• [Exercise instructions]: Find the word "this" in the listing below. Copy every line that has it.

• [Dataset records]:

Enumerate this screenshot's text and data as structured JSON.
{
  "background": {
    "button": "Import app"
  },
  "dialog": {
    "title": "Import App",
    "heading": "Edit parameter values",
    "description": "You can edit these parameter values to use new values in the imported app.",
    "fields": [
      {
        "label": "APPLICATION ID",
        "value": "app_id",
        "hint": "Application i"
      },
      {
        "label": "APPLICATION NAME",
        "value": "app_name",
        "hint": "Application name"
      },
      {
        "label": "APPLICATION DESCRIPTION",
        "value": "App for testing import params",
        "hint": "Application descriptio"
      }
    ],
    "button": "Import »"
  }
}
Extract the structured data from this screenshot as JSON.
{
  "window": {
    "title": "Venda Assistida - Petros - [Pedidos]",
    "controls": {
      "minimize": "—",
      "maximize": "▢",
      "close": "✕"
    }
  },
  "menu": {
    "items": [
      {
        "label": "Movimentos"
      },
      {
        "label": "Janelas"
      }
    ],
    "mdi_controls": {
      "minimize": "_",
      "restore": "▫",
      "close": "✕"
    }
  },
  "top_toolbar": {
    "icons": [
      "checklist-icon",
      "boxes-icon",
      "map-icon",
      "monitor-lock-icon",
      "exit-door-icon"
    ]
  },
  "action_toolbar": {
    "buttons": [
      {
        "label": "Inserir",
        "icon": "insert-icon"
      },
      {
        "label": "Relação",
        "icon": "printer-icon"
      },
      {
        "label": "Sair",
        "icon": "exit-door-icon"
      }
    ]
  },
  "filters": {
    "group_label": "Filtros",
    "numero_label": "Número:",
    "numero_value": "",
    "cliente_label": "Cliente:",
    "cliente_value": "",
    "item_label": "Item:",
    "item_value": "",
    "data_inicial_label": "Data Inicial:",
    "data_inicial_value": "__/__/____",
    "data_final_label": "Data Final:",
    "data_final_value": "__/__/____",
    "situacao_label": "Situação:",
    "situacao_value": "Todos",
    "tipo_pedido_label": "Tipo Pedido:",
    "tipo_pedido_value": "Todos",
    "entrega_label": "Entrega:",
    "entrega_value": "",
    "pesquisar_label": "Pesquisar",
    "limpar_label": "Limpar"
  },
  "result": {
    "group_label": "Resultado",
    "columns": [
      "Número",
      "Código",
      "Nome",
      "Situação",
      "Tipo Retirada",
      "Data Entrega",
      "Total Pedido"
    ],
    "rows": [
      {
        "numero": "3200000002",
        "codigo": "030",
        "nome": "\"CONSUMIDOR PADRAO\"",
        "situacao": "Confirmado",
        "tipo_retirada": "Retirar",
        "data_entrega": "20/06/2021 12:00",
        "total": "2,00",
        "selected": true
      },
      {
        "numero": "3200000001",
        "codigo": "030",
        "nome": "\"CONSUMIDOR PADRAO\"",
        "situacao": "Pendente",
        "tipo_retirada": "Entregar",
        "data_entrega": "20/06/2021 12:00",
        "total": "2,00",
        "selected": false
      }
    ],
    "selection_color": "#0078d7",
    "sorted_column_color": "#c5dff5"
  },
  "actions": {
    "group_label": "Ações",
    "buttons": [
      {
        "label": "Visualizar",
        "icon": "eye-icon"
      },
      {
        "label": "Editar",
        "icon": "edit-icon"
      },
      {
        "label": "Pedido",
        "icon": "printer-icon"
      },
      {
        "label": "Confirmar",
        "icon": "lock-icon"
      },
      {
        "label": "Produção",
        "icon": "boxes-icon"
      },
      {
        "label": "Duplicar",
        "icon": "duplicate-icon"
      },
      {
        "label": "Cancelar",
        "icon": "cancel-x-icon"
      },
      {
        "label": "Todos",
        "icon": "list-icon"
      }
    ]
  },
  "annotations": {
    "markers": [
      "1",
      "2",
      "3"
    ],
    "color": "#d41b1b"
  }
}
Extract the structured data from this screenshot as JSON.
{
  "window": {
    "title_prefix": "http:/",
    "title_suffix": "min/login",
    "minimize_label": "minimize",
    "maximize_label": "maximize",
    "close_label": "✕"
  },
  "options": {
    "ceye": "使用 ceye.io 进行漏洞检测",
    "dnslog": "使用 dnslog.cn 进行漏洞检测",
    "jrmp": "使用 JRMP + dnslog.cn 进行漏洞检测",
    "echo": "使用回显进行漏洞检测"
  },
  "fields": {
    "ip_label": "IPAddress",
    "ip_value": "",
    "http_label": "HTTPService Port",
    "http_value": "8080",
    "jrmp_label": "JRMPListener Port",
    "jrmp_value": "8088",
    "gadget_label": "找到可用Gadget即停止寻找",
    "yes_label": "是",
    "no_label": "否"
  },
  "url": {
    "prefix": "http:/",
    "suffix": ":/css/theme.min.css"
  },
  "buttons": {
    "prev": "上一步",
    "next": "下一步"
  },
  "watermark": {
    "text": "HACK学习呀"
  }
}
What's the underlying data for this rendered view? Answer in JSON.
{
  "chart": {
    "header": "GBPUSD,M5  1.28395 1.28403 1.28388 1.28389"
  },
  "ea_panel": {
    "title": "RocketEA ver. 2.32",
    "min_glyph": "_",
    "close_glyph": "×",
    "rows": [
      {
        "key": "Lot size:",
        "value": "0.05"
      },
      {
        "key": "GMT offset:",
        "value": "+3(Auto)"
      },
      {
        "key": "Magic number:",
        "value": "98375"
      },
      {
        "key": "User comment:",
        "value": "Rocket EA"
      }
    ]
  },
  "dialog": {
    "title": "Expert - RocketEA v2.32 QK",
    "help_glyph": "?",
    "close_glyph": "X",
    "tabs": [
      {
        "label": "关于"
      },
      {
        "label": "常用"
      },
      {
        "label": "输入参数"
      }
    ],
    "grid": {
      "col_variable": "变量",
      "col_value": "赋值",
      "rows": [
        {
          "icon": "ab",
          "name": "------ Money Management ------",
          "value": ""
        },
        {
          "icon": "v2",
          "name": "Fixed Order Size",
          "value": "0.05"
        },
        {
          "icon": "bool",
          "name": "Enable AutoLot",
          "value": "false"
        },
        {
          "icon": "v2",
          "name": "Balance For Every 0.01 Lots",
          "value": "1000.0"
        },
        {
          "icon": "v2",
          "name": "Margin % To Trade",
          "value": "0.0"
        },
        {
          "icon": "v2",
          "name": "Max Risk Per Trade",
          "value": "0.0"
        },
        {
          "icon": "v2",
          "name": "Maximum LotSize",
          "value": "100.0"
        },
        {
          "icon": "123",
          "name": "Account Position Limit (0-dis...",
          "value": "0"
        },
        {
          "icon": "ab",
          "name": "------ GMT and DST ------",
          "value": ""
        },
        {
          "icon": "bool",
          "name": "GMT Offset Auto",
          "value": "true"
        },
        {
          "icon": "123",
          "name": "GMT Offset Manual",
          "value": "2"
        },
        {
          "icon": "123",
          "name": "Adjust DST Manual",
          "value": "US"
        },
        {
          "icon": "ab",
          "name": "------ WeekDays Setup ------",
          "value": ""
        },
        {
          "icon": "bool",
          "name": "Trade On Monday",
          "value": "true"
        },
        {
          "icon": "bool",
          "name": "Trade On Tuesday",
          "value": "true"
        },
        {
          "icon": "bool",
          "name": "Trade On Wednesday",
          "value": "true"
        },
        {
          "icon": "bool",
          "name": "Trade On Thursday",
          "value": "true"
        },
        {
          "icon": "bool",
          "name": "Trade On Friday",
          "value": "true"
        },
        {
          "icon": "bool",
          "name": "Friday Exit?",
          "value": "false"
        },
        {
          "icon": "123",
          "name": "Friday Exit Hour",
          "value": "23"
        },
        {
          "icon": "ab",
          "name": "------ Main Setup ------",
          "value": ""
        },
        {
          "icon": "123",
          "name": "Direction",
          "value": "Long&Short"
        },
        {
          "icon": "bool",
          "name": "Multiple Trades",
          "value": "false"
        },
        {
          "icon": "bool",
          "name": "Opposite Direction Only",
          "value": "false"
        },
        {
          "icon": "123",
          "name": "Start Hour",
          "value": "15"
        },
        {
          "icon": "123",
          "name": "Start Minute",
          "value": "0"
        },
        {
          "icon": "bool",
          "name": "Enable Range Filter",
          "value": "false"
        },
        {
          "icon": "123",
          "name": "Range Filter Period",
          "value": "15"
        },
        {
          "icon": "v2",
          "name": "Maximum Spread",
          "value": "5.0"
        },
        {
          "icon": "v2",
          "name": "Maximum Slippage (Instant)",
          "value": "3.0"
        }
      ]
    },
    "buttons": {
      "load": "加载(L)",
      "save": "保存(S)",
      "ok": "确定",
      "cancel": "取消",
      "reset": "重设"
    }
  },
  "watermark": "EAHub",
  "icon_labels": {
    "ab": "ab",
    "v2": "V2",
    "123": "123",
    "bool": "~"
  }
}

• [Task result]:
Enumerate this screenshot's text and data as structured JSON.
Extract the structured data from this screenshot as JSON.
Extract the structured data from this screenshot as JSON.
What's the underlying data for this rendered view? Answer in JSON.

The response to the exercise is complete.